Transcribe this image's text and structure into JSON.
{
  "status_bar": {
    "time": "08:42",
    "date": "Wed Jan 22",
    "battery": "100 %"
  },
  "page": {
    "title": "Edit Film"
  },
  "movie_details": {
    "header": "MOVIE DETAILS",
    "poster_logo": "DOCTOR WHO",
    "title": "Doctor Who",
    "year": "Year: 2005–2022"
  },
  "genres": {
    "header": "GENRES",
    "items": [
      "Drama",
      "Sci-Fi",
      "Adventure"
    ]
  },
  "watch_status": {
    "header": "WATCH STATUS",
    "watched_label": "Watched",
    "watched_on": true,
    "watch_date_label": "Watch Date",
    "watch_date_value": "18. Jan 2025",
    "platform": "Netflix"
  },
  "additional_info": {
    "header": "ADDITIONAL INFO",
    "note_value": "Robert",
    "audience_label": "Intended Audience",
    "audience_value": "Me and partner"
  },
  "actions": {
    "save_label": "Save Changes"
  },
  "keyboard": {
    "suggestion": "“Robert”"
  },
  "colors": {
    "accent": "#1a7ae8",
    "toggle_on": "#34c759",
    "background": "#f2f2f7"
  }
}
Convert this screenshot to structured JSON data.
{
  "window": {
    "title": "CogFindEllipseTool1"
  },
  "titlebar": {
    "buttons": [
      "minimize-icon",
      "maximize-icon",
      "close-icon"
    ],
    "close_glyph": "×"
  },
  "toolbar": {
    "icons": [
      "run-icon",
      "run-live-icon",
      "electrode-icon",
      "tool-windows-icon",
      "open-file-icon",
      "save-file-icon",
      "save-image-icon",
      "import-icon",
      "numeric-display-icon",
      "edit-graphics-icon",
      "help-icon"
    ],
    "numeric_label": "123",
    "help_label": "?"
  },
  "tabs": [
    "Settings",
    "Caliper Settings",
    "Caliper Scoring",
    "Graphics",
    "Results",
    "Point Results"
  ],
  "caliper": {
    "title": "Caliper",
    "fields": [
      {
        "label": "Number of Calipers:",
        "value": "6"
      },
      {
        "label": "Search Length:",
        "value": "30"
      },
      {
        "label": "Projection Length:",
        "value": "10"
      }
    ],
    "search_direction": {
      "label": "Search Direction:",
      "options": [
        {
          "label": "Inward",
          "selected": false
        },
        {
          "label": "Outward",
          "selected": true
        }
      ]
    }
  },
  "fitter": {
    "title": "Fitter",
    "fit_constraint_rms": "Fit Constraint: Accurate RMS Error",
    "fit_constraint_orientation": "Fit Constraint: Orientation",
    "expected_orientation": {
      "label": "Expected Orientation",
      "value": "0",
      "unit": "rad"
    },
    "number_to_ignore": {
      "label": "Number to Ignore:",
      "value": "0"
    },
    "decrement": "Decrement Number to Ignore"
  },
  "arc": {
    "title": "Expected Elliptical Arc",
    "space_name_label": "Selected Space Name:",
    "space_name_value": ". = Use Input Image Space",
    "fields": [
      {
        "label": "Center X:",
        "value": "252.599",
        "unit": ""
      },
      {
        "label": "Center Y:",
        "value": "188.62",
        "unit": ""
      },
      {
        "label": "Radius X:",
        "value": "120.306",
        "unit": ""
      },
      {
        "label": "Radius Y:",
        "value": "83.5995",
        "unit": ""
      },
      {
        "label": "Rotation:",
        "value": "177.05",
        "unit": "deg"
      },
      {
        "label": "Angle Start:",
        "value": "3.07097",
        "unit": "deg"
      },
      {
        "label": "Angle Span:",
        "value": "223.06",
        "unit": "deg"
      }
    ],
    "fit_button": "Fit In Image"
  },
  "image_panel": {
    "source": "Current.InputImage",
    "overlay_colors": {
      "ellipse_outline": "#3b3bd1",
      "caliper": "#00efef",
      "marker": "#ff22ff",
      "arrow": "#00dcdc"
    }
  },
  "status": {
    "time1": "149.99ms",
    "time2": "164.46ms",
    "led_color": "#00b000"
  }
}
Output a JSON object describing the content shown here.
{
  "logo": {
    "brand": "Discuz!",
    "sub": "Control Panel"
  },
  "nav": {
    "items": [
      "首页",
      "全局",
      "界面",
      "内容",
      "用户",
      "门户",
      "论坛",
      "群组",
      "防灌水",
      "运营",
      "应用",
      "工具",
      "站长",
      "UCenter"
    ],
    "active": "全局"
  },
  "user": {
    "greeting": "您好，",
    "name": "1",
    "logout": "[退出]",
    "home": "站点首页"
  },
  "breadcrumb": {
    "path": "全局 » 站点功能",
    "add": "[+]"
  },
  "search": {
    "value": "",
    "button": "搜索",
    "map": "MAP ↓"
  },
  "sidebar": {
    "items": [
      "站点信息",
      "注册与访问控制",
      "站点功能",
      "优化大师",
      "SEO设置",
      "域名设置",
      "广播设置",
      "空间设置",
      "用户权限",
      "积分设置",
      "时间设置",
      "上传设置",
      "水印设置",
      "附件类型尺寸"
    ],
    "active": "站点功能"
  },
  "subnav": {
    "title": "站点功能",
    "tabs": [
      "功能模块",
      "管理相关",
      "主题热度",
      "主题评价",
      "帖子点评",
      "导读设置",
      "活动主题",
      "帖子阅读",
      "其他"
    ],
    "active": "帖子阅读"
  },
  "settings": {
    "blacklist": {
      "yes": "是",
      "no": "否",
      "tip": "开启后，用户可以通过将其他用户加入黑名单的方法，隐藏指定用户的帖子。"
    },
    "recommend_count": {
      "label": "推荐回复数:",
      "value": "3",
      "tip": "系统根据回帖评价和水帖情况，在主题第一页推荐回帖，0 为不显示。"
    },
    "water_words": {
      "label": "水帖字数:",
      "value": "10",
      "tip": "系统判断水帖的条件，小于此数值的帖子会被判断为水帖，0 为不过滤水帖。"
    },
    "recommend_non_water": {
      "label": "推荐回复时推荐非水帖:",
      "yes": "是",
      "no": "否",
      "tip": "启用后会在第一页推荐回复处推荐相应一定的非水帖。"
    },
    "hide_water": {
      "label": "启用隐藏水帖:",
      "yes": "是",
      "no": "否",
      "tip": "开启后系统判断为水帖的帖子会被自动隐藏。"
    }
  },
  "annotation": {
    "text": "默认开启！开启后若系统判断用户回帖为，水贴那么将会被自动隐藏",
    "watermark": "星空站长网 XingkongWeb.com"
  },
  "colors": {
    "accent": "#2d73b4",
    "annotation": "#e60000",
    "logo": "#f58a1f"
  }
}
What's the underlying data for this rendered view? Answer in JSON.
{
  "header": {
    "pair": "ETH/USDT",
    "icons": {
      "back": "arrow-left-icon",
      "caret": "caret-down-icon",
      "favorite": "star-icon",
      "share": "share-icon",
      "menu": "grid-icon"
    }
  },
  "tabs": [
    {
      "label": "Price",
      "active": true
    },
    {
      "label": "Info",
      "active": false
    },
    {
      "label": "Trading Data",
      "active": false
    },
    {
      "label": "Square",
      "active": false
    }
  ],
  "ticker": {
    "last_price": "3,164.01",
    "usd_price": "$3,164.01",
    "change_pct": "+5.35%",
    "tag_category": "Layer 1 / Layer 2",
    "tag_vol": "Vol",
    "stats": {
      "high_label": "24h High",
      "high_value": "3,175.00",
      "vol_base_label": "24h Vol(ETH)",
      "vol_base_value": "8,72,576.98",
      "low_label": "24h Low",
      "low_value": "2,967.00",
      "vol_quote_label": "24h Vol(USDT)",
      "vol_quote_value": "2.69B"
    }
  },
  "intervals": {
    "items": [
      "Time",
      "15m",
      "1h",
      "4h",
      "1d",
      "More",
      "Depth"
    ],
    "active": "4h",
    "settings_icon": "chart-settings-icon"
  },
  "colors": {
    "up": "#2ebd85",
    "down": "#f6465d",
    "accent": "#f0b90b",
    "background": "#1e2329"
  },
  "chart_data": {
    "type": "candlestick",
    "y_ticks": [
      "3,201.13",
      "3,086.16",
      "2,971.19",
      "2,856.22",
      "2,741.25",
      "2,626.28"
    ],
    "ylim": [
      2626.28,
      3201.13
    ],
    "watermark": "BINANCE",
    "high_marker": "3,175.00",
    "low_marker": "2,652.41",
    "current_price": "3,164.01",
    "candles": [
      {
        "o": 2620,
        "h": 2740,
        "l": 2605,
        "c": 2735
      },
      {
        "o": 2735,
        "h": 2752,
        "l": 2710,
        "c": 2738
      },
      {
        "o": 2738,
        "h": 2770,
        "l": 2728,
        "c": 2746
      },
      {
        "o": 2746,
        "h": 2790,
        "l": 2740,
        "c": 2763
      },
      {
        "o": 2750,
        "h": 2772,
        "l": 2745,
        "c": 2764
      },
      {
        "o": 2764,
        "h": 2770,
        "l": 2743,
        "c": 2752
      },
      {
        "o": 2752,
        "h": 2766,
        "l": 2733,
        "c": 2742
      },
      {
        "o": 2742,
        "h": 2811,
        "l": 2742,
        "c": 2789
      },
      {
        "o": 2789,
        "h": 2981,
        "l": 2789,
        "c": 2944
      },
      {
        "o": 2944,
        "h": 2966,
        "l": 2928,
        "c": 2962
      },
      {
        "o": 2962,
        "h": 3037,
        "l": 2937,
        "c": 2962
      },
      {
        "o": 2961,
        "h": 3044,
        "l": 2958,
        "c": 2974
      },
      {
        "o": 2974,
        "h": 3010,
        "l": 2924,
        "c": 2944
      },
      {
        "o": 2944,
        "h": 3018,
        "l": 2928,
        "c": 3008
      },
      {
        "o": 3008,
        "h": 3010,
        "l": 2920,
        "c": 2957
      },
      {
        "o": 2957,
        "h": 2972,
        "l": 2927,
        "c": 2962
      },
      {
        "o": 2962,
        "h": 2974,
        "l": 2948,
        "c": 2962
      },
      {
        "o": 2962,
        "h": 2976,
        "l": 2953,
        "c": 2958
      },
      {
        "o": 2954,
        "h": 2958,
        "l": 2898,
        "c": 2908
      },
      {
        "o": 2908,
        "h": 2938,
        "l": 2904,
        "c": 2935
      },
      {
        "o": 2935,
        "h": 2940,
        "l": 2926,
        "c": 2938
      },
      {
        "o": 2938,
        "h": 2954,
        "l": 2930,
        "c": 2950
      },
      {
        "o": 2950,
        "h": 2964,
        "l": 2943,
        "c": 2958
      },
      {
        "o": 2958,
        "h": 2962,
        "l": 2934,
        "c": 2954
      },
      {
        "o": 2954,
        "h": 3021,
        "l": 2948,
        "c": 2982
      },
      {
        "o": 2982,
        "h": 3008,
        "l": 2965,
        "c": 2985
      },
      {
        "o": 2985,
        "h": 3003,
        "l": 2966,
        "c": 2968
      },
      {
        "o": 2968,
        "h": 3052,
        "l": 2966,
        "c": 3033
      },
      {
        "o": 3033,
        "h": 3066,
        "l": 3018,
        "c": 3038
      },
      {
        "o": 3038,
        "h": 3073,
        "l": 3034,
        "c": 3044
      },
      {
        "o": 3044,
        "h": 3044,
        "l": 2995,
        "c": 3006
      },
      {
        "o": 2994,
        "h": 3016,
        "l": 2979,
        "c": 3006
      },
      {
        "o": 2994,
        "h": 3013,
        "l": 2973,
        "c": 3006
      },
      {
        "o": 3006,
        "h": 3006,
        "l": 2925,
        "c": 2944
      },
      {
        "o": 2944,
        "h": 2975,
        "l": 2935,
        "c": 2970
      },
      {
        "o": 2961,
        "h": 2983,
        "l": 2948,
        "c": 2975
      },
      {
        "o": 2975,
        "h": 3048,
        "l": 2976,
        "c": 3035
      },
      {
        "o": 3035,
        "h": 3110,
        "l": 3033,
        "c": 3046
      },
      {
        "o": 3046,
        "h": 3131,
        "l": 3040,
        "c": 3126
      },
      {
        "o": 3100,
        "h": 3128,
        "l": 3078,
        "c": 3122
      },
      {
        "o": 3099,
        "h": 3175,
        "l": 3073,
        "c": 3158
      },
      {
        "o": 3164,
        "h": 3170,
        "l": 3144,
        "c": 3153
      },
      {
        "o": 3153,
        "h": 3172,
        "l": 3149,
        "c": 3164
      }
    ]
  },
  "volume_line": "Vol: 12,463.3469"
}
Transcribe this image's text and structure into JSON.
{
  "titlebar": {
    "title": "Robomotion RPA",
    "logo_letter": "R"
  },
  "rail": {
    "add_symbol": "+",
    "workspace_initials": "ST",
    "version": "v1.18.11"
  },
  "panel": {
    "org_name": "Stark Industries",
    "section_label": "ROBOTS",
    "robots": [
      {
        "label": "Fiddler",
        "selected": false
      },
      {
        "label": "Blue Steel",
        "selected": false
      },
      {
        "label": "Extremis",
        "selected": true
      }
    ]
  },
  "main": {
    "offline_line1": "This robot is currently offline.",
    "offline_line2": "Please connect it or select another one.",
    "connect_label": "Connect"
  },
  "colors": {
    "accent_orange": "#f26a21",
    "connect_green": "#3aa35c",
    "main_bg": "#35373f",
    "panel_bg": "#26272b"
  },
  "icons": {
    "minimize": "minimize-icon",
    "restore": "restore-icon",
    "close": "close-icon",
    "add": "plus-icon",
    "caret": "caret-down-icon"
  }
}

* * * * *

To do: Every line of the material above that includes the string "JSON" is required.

Exercise result:
Transcribe this image's text and structure into JSON.
Convert this screenshot to structured JSON data.
Output a JSON object describing the content shown here.
What's the underlying data for this rendered view? Answer in JSON.
Transcribe this image's text and structure into JSON.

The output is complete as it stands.